“As I looked, thrones were placed, and the Ancient of Days took his seat; his clothing was white as snow, and the hair of his head like pure wool; his throne was fiery flames; its wheels were burning fire. A stream of fire issued and came out from before him; a thousand thousands served him, and ten thousand times ten thousand stood before him; the court sat in judgment, and the books were opened. Dan. 7:9–10
But he [Stephen], full of the Holy Spirit, gazed into heaven and saw the glory of God, and Jesus standing at the right hand of God. And he said, “Behold, I see the heavens opened, and the Son of Man standing at the right hand of God.” Acts 7:55–56
At once I was in the Spirit, and behold, a throne stood in heaven, with one seated on the throne. And he who sat there had the appearance of jasper and carnelian, and around the throne was a rainbow that had the appearance of an emerald Rev. 4:2–3
Not one of these biblical accounts speaks of a wordless woman on an oversized butterfly. No, these great men, when blessed to peek into the heavenly realm, could focus on one thing only: Jesus Christ.
Of further note is that the Apostle Paul, when “caught up to the third heaven” was not even allowed to speak of what he saw (2 Cor. 12:2–4). Yet how interesting it is that those who today claim to have visited “heaven” not only write about their adventures, but endlessly promote their books through talk show appearances, live speaking engagements and other outlets. How is it that the Apostle Paul was given a “thorn in the flesh” to maintain his humility in light of his heavenly visit, and these individuals increase in popularity and notoriety because of their so-called experiences?
Perhaps what is most interesting, however, is that not one of these alleged heavenly visits is the same as another. Dr. Eben Alexander, Don Piper (90 Minutes in Heaven) and Colton Burpo (Heaven is For Real) are some of the most well-known propagators of these heavenly tales in recent years, yet their stories do not align with one another. This is most curious, since the Bible gives no indication that each person will experience Heaven in a different manner. More vital to note, though, is that not one of these accounts coincides with what God’s Word says about Heaven. If we desire to know more about the afterlife, then, it seems most obvious that we ought to turn to the Bible for our information, and not man-made mystical tales.
What, then, could be the purpose of this latest deceptive endeavor? Whether he realizes it or not, Dr. Alexander reveals this objective in the Newsweek article:
Not only is the universe defined by unity, it is also—I now know—defined by love. The universe as I experienced it in my coma is—I have come to see with both shock and joy—the same one that both Einstein and Jesus were speaking of in their (very) different ways. Source

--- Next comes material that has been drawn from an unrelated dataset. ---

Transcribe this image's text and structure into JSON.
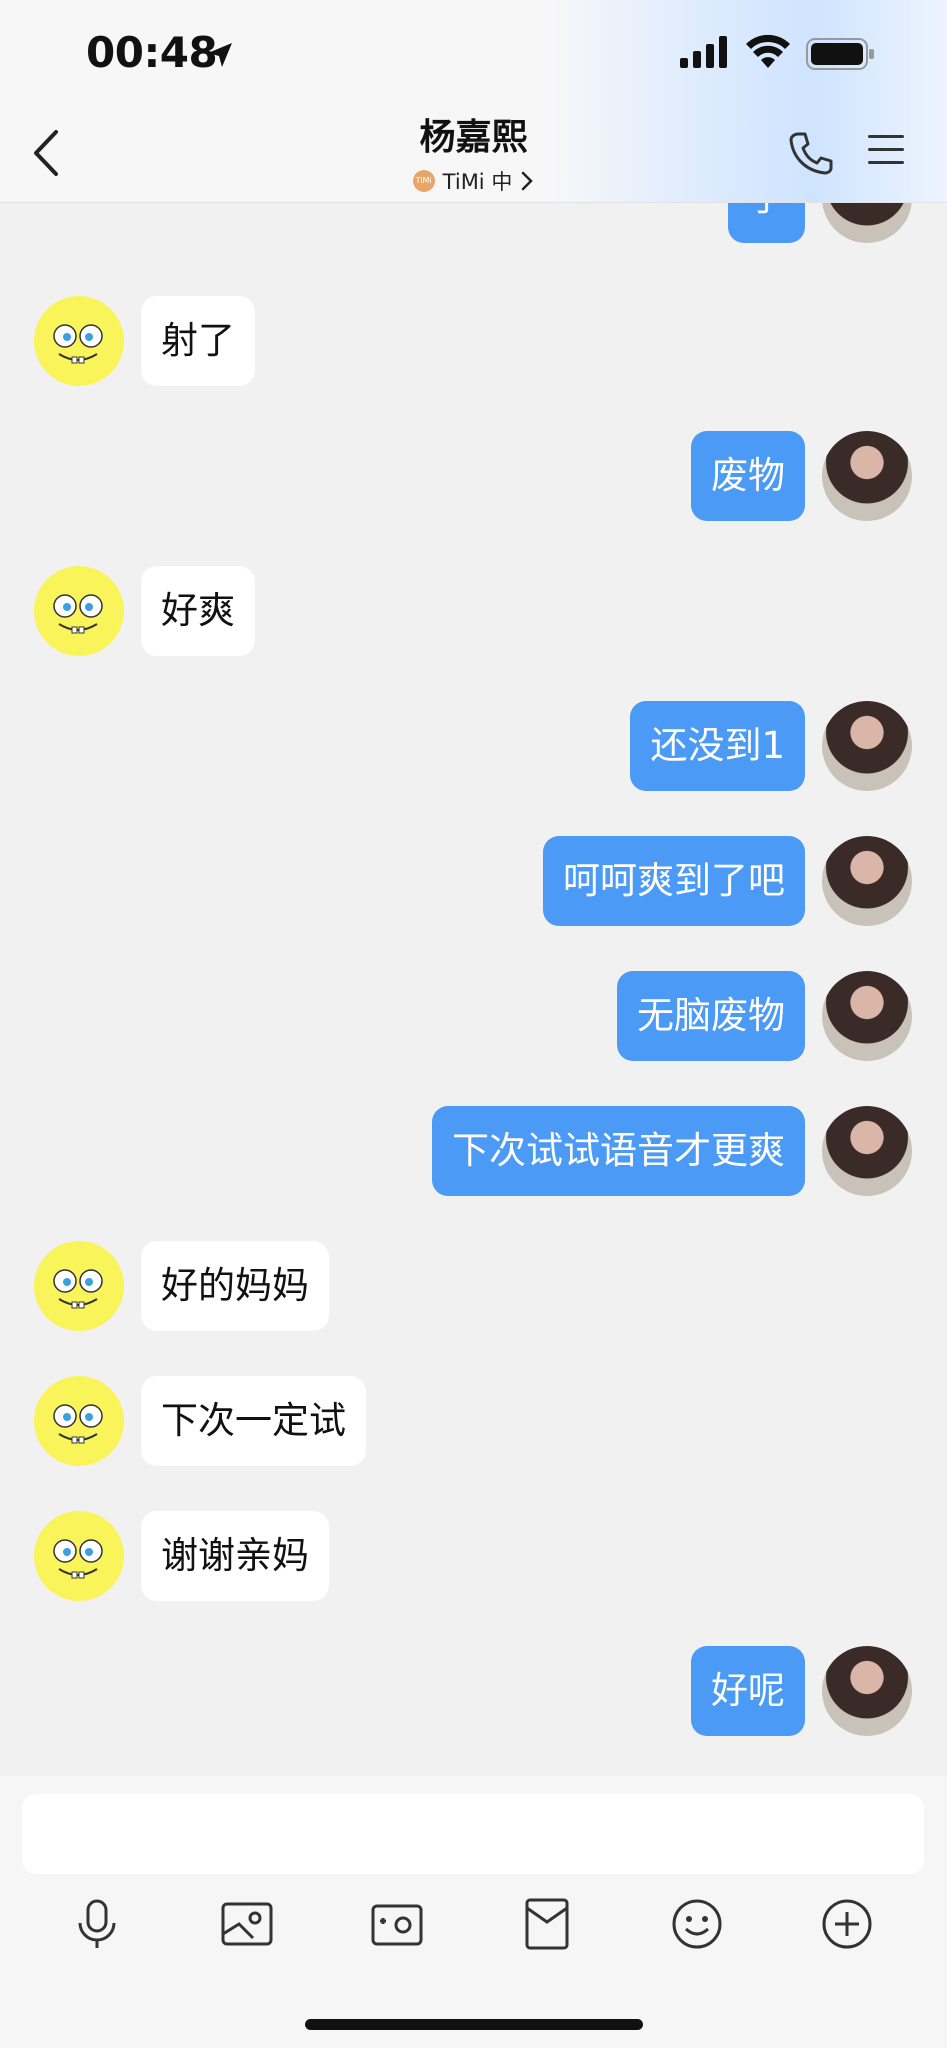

It seems fair to propose that this is one of the primary goals of the Great Deceiver. To convince the world that sin, judgment and condemnation are not actual or final is one of Satan’s greatest ploys. To unite the world in a circle of love, while denigrating and diminishing truth is no doubt a plan that has long been in place by the enemy of our souls.
There can be only one Truth, however, and that is Jesus Christ (John 14:6). This truth, the reality of the Gospel, will divide—our Lord warned us that it would (Luke 12:49–53). Christians must be mindful not to be swept away in the glimmer and glitz of yet another story of one man’s purported excursion to “heaven.” Rather, believers must remain in the Word and on their knees in prayer, that God would protect them from such deception, and expose such tales for what they are—lies spewed from the depths of Hell.